All lines in the records below with the word "this" must be returned.

> [DATASET RECORDS]:
──────────
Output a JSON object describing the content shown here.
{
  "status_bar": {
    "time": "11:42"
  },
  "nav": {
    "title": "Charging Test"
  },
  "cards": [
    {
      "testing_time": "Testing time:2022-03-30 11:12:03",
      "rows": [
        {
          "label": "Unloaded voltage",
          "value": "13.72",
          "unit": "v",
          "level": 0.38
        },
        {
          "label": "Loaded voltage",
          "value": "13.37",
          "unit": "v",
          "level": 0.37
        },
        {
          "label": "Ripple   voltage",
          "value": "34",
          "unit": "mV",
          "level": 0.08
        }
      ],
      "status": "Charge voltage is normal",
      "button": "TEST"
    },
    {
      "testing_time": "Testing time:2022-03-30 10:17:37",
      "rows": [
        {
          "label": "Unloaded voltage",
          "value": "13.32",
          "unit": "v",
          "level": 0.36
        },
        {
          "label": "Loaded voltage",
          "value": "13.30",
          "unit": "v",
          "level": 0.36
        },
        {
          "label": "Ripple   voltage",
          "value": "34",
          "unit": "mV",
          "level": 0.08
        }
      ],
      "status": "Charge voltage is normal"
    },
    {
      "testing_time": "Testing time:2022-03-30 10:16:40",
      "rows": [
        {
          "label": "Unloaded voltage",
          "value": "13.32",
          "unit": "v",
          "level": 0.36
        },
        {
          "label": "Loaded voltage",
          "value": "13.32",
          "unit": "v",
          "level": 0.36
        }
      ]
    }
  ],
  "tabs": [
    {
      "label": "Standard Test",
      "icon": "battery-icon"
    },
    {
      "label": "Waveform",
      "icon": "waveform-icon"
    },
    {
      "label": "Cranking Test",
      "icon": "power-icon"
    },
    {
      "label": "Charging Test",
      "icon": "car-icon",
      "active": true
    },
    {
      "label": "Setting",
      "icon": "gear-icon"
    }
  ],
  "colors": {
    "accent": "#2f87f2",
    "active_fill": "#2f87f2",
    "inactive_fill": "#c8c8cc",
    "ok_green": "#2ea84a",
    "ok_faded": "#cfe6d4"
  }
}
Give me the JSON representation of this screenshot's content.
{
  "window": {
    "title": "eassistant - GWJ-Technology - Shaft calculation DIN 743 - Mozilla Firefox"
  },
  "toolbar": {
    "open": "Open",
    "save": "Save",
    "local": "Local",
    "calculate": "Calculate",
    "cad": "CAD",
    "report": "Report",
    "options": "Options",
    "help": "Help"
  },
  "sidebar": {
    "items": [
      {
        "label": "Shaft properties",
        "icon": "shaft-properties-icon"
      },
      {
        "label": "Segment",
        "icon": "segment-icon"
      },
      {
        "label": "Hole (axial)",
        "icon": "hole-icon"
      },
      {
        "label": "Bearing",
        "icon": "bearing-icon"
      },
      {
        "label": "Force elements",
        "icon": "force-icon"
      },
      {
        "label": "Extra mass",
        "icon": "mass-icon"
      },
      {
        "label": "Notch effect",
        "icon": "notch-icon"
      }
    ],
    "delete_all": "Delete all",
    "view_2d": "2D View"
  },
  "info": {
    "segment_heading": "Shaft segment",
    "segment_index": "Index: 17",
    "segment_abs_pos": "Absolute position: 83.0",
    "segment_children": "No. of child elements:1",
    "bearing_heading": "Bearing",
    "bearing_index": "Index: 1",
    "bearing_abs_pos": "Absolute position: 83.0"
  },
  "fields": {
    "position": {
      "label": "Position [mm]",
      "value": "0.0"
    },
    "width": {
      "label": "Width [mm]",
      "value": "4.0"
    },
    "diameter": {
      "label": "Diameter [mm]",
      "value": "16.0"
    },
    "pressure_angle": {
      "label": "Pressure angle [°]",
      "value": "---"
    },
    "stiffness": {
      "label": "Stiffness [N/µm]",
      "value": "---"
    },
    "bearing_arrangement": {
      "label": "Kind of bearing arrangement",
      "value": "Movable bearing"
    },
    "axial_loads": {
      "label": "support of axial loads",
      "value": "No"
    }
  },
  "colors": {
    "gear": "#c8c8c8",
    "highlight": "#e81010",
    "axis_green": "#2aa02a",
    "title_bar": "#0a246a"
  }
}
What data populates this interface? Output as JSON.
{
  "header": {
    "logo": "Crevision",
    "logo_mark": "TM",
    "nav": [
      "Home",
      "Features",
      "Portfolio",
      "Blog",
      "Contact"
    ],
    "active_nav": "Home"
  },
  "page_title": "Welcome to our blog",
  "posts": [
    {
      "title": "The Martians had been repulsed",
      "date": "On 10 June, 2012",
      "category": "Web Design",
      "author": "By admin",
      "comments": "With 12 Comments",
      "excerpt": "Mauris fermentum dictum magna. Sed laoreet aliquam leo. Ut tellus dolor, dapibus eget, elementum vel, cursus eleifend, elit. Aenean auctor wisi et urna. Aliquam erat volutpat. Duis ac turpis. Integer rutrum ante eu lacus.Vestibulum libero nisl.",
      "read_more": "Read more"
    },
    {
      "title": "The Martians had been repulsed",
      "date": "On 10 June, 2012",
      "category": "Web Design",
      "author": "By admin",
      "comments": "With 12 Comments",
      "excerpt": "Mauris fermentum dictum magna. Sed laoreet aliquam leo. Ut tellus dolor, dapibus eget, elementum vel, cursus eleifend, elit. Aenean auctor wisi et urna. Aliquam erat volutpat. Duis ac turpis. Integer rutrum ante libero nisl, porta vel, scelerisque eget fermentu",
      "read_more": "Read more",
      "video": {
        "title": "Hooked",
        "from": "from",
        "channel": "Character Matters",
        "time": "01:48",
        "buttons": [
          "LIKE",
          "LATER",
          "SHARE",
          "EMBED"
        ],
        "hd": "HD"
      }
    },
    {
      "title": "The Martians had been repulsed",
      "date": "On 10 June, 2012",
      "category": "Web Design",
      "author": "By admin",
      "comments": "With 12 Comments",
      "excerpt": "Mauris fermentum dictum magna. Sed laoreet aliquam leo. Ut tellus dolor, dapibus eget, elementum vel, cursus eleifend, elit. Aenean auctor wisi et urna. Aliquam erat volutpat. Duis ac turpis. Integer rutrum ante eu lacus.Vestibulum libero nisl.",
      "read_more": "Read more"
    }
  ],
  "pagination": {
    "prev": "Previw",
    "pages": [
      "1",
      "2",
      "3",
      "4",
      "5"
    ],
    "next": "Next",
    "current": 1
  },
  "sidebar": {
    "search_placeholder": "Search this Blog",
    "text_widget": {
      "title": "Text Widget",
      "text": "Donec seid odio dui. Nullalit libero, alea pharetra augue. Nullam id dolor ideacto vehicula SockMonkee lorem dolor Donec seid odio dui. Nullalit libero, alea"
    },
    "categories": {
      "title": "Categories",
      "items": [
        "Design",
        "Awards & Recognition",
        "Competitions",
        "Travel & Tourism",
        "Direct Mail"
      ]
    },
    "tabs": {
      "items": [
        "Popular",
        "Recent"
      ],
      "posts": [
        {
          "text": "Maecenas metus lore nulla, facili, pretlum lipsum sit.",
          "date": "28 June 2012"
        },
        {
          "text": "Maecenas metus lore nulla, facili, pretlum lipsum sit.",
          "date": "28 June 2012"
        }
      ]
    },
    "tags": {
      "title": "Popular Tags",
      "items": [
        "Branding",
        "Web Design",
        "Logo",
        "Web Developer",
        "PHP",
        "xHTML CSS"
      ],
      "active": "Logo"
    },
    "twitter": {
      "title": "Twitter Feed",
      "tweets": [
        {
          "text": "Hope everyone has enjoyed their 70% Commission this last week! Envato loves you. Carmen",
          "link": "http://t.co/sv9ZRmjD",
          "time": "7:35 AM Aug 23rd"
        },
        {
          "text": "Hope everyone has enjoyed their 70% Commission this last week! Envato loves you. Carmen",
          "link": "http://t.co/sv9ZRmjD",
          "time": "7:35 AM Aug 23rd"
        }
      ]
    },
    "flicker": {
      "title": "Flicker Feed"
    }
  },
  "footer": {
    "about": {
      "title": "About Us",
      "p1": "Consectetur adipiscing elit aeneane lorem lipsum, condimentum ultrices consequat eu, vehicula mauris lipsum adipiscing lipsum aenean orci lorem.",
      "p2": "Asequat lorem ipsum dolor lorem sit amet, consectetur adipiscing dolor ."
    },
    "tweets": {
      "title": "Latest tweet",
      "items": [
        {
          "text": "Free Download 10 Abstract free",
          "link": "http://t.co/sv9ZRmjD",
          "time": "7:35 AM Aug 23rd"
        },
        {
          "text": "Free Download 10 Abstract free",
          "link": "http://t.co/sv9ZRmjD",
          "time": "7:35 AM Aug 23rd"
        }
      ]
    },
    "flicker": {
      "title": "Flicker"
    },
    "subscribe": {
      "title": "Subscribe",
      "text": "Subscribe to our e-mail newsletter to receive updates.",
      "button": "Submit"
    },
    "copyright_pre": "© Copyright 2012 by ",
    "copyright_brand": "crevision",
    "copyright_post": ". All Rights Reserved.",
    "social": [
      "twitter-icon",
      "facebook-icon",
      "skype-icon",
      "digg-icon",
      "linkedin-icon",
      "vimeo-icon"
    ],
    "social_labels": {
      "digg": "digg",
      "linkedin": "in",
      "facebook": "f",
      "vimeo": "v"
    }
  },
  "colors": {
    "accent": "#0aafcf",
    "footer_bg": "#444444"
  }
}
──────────
> [PROBLEM SOLUTION]:
Give me the JSON representation of this screenshot's content.
What data populates this interface? Output as JSON.
    "search_placeholder": "Search this Blog",
          "text": "Hope everyone has enjoyed their 70% Commission this last week! Envato loves you. Carmen",
          "text": "Hope everyone has enjoyed their 70% Commission this last week! Envato loves you. Carmen",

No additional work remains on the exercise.